**Extracted data:**
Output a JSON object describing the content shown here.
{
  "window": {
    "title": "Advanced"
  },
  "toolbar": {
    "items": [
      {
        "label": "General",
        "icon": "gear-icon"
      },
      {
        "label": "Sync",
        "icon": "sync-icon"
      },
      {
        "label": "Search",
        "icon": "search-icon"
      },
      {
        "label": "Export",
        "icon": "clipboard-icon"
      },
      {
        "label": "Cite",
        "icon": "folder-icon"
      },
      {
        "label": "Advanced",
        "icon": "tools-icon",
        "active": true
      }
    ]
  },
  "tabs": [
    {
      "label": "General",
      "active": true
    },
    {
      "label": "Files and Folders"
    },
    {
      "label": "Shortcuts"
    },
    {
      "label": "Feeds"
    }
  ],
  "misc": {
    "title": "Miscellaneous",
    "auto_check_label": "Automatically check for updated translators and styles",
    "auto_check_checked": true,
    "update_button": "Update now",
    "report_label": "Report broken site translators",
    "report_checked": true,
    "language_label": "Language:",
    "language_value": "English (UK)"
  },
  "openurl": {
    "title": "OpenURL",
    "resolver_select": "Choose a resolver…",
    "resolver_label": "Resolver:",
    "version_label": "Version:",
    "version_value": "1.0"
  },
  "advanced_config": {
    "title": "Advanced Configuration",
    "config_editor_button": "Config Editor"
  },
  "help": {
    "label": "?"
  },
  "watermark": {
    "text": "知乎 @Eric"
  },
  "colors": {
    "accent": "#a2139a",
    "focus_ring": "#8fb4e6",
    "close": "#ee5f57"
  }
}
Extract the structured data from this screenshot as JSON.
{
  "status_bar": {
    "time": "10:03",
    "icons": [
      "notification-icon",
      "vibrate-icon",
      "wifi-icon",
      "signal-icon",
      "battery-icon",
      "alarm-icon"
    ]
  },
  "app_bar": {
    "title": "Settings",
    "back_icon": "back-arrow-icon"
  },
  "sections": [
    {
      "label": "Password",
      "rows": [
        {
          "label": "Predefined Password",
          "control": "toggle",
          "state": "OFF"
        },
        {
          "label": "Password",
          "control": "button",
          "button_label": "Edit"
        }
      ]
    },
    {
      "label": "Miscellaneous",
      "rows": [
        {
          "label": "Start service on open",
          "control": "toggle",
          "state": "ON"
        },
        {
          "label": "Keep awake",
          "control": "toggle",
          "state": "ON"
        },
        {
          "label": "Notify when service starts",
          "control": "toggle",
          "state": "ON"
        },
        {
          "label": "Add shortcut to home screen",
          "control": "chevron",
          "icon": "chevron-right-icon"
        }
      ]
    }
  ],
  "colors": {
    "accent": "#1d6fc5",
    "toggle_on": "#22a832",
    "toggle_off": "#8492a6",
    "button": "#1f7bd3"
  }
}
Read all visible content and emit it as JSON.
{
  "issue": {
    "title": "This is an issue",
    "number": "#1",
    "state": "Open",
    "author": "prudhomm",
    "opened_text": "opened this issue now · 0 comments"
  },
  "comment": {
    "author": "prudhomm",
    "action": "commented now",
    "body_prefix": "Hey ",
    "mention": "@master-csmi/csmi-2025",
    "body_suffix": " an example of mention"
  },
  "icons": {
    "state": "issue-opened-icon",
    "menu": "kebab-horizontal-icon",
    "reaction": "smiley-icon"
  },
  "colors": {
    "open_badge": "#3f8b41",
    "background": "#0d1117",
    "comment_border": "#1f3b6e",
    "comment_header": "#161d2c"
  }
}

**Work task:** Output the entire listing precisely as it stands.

**Solution to this problem:**
Output a JSON object describing the content shown here.
{
  "window": {
    "title": "Advanced"
  },
  "toolbar": {
    "items": [
      {
        "label": "General",
        "icon": "gear-icon"
      },
      {
        "label": "Sync",
        "icon": "sync-icon"
      },
      {
        "label": "Search",
        "icon": "search-icon"
      },
      {
        "label": "Export",
        "icon": "clipboard-icon"
      },
      {
        "label": "Cite",
        "icon": "folder-icon"
      },
      {
        "label": "Advanced",
        "icon": "tools-icon",
        "active": true
      }
    ]
  },
  "tabs": [
    {
      "label": "General",
      "active": true
    },
    {
      "label": "Files and Folders"
    },
    {
      "label": "Shortcuts"
    },
    {
      "label": "Feeds"
    }
  ],
  "misc": {
    "title": "Miscellaneous",
    "auto_check_label": "Automatically check for updated translators and styles",
    "auto_check_checked": true,
    "update_button": "Update now",
    "report_label": "Report broken site translators",
    "report_checked": true,
    "language_label": "Language:",
    "language_value": "English (UK)"
  },
  "openurl": {
    "title": "OpenURL",
    "resolver_select": "Choose a resolver…",
    "resolver_label": "Resolver:",
    "version_label": "Version:",
    "version_value": "1.0"
  },
  "advanced_config": {
    "title": "Advanced Configuration",
    "config_editor_button": "Config Editor"
  },
  "help": {
    "label": "?"
  },
  "watermark": {
    "text": "知乎 @Eric"
  },
  "colors": {
    "accent": "#a2139a",
    "focus_ring": "#8fb4e6",
    "close": "#ee5f57"
  }
}
Extract the structured data from this screenshot as JSON.
{
  "status_bar": {
    "time": "10:03",
    "icons": [
      "notification-icon",
      "vibrate-icon",
      "wifi-icon",
      "signal-icon",
      "battery-icon",
      "alarm-icon"
    ]
  },
  "app_bar": {
    "title": "Settings",
    "back_icon": "back-arrow-icon"
  },
  "sections": [
    {
      "label": "Password",
      "rows": [
        {
          "label": "Predefined Password",
          "control": "toggle",
          "state": "OFF"
        },
        {
          "label": "Password",
          "control": "button",
          "button_label": "Edit"
        }
      ]
    },
    {
      "label": "Miscellaneous",
      "rows": [
        {
          "label": "Start service on open",
          "control": "toggle",
          "state": "ON"
        },
        {
          "label": "Keep awake",
          "control": "toggle",
          "state": "ON"
        },
        {
          "label": "Notify when service starts",
          "control": "toggle",
          "state": "ON"
        },
        {
          "label": "Add shortcut to home screen",
          "control": "chevron",
          "icon": "chevron-right-icon"
        }
      ]
    }
  ],
  "colors": {
    "accent": "#1d6fc5",
    "toggle_on": "#22a832",
    "toggle_off": "#8492a6",
    "button": "#1f7bd3"
  }
}
Read all visible content and emit it as JSON.
{
  "issue": {
    "title": "This is an issue",
    "number": "#1",
    "state": "Open",
    "author": "prudhomm",
    "opened_text": "opened this issue now · 0 comments"
  },
  "comment": {
    "author": "prudhomm",
    "action": "commented now",
    "body_prefix": "Hey ",
    "mention": "@master-csmi/csmi-2025",
    "body_suffix": " an example of mention"
  },
  "icons": {
    "state": "issue-opened-icon",
    "menu": "kebab-horizontal-icon",
    "reaction": "smiley-icon"
  },
  "colors": {
    "open_badge": "#3f8b41",
    "background": "#0d1117",
    "comment_border": "#1f3b6e",
    "comment_header": "#161d2c"
  }
}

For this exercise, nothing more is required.